Information Visualization, 2005. INFOVIS 2005. IEEE Symposium on, 2005, 16-23
Author is cited about 1.600 times. His website is accessible and shows his work. The paper was published as conference paper.
McGuffin and Balakrishnan present reasons that make it difficult to draw a genealogical graph in a node-link manner. In addition they present novel graph representations based on their insights. To conclude, they present problems that may occur when using a node-link representation.
Kim, N. W.; Card, S. K. & Heer, J.
Tracing genealogical data with timenets
Proceedings of the International Conference on Advanced Visual Interfaces, 2010, 241-248

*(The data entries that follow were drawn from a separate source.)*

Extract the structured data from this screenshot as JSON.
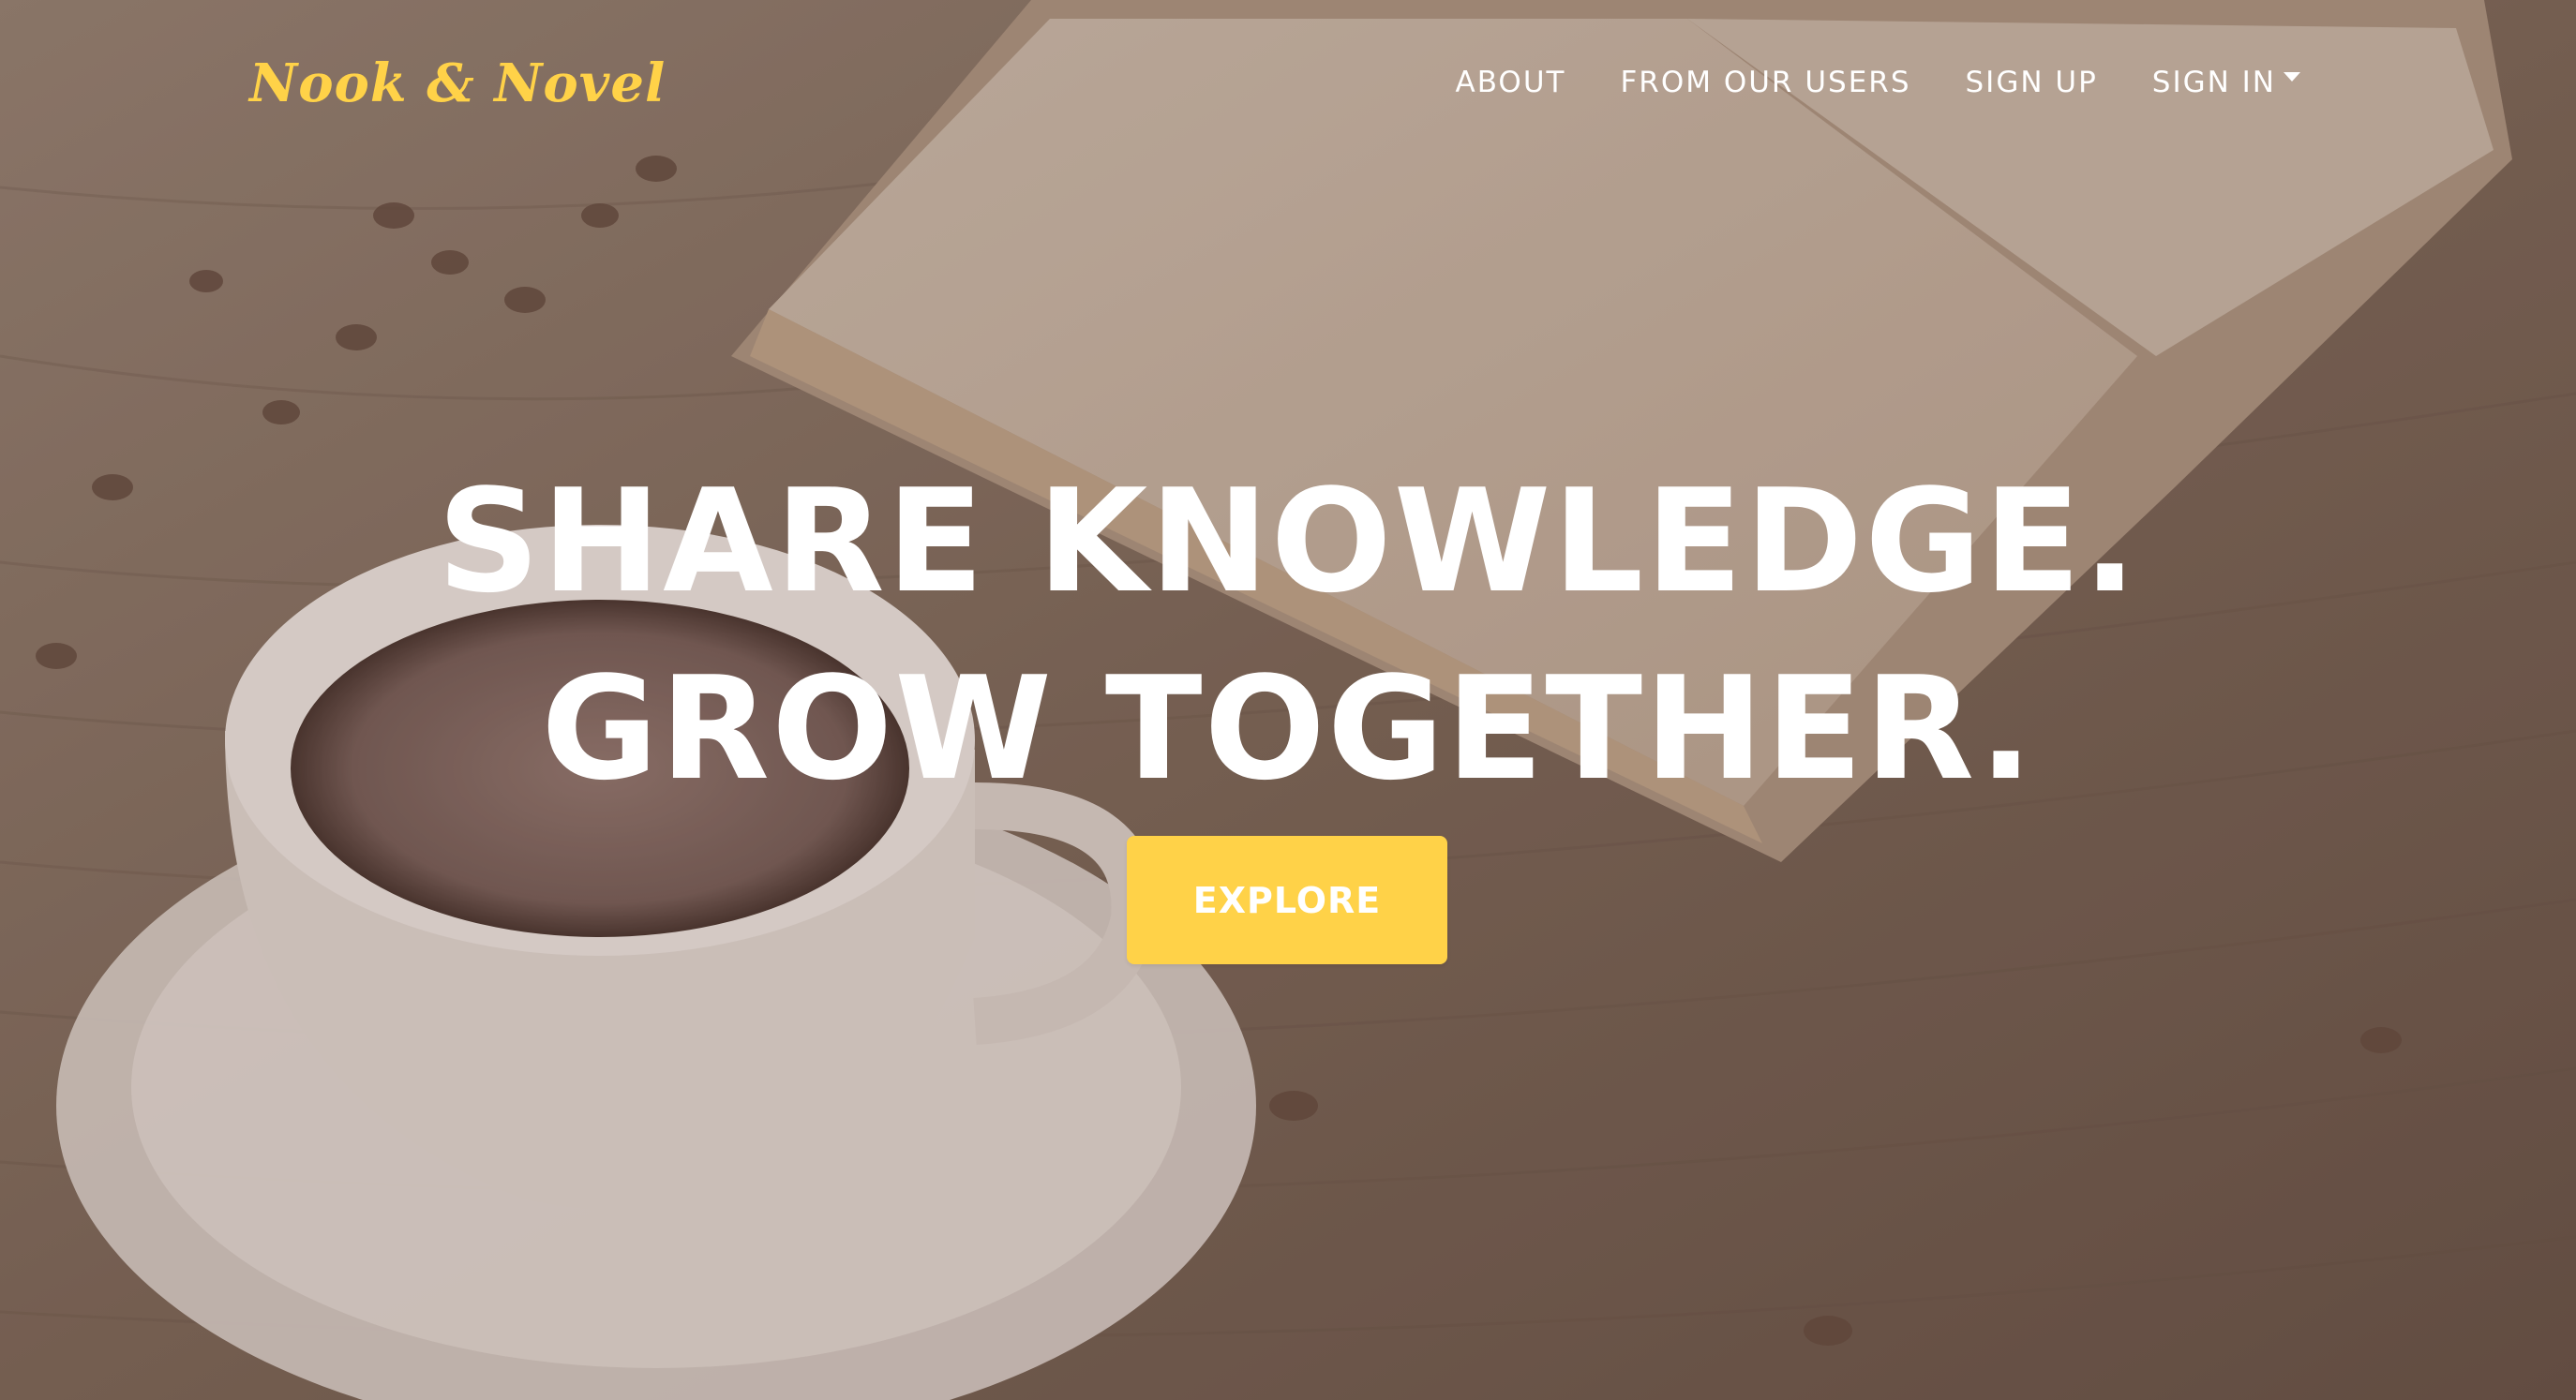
{
  "nav": {
    "brand": "Nook & Novel",
    "links": [
      {
        "label": "ABOUT"
      },
      {
        "label": "FROM OUR USERS"
      },
      {
        "label": "SIGN UP"
      },
      {
        "label": "SIGN IN",
        "has_dropdown": true
      }
    ]
  },
  "hero": {
    "headline_line1": "SHARE KNOWLEDGE.",
    "headline_line2": "GROW TOGETHER.",
    "cta_label": "EXPLORE",
    "background_image": "coffee cup and open book on wooden table"
  },
  "colors": {
    "accent": "#ffd248",
    "text": "#ffffff",
    "overlay": "#785f55"
  }
}
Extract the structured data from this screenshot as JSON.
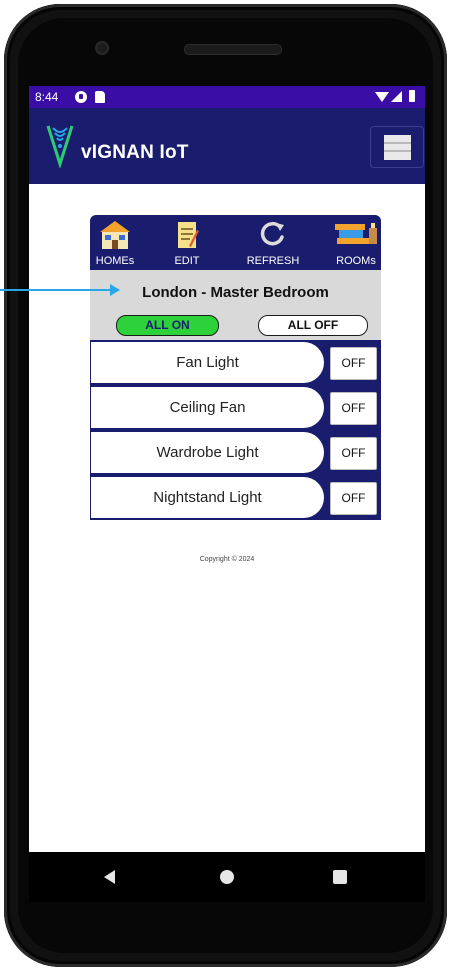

It is a conference paper. There are only 50 citations of this authors work on google scholar. This article from 2010 is his first article. On the other hand, there are 35 thousand citations for his first co-author and 8.5 thousand citations of his second co-author.
Kim et al. present an approach for showing genealogical relations in a temporal context. They use lines for the depiction of the life of individuals and their proximity for expression of marriage concerning proximity.
Rohrdantz, C.; Hund, M.; Mayer, T.; Wälchli, B. & Keim, D. A.
The World’s Languages Explorer: Visual Analysis of Language Features in Genealogical and Areal Contexts
Computer Graphics Forum, 2012, 31, 935-944
It is a conference/journal paper. Preim and Theisel -professors of OvGU FIN- have written articles for this journal. Authors’ internet representation is accessible. Rohrdantz has been cited 500 times since 2009.
Rohrdantz et al. present a visualization based on a decomposition of a disc into ring segments for a genealogical hierarchy. They apply this technique to a hierarchy of the human languages.